Reading Between the Lines: An Art Contest Helps Students Imagine the Lives of Runaway Slaves

Teaching Activity. By Thom Thacker and Michael A. Lord. Rethinking Schools. 4 pages.
An art contest is used as the basis from which students can examine primary historical documents (advertisements for runaway slaves) to gain a deeper understanding of the institution of slavery in the North.
Time Periods: Colonization: 1492 - 1764, 18th Century, Revolution & Constitution: 1765 - 1799, 19th Century, Early 19th Century: 1800 - 1849, Civil War Era: 1850 - 1864
Themes: African American, Racism & Racial Identity, Slavery and Resistance

Reading Between the Lines: An Art Contest Helps Students Imagine the Lives of Runaway Slaves (Teaching Activity) | Zinn Education Project: Teaching People's History“Offensive,” “inhumane,” “absurd” were a few of the comments expressed by high school students after they read advertisements like the one above. The students, from two schools in the Lower Hudson Valley region of New York State, examined the ads for runaways in preparation for an art contest sponsored by Philipsburg Manor, a historic site in New York’s Hudson Valley. Philipsburg Manor, where we both work, was once owned by a family of Anglo-Dutch merchants and operated by a community of 23 enslaved Africans. The central mission of Philipsburg Manor is to bring to light this hidden history of slavery in the North. During the colonial period, advertisements like the one excerpted above were a common sight in many newspapers. Today, these primary documents can serve as painful reminders of our nation’s history. They also can help us discover new perspectives on our past.

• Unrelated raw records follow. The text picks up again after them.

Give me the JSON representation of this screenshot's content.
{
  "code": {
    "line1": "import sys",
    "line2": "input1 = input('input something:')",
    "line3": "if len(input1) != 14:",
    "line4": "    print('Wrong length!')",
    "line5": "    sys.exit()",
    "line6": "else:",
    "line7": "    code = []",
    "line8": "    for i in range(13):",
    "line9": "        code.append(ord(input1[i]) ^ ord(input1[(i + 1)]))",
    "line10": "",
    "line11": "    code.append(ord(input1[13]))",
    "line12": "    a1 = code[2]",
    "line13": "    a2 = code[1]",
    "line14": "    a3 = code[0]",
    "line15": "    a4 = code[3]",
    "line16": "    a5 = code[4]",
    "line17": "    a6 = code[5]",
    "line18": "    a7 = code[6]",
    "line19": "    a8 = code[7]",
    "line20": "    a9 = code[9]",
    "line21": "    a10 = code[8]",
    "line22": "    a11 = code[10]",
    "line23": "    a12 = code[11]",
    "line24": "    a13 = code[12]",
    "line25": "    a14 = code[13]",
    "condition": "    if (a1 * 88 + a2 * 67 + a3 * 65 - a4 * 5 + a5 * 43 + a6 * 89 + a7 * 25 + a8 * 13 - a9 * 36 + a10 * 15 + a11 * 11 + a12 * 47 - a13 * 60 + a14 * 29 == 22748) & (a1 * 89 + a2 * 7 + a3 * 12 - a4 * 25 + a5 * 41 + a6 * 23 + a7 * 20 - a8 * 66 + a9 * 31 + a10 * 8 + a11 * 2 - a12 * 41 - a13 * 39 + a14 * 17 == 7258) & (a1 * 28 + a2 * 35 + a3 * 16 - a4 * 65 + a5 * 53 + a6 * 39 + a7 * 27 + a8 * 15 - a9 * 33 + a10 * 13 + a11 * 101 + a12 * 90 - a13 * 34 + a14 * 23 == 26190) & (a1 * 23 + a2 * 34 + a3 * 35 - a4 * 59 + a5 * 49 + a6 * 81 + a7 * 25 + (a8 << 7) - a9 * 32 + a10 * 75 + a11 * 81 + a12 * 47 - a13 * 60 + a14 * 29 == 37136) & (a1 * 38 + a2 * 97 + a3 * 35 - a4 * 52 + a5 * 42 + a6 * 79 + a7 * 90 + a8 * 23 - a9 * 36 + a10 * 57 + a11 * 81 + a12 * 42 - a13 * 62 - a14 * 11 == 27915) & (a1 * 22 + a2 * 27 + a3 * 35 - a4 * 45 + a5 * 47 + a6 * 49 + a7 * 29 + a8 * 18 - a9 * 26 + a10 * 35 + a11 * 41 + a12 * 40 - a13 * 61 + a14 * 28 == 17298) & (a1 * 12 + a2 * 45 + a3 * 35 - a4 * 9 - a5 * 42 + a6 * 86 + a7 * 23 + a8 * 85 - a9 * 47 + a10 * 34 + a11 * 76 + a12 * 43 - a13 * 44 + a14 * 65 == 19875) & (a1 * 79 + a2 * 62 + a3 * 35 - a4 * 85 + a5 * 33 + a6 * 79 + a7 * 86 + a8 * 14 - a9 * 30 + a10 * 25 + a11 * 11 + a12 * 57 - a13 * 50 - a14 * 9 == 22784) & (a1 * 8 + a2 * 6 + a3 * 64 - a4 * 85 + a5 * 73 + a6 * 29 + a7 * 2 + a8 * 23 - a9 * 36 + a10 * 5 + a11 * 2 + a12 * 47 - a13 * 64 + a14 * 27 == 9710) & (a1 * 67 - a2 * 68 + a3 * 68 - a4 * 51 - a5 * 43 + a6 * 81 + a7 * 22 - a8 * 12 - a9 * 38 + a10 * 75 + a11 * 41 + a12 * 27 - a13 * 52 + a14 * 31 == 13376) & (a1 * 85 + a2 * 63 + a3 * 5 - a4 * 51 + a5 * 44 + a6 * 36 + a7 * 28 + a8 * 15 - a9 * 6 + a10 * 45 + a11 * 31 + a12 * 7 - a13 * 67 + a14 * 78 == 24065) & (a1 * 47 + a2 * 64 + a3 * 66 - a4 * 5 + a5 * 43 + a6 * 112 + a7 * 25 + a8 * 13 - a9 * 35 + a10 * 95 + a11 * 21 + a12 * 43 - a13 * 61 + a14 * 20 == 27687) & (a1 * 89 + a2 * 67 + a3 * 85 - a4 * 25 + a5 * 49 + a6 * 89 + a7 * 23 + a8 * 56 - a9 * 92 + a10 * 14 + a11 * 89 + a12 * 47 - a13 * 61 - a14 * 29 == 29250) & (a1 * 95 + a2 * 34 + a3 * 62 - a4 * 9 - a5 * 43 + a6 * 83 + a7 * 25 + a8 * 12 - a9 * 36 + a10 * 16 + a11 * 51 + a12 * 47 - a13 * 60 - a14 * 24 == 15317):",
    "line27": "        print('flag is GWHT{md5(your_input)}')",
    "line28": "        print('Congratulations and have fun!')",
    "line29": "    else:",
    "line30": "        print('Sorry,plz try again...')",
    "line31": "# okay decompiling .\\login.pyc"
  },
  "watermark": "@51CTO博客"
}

In the fall of 2005, Philipsburg Manor created an art contest we titled “Pretends to Be Free: Imagining Runaway Slaves.” We initially targeted eight local high schools for participation in the contest, but surprisingly, only two chose to participate. After doing some development work with mentor teachers, students produced artwork based on the ads. In addition to submitting a piece of two-dimensional art in any medium, the contest required students to submit commentary describing their work and the reasons they chose particular advertisements.

Lesson originally published by Rethinking Schools | Zinn Education Project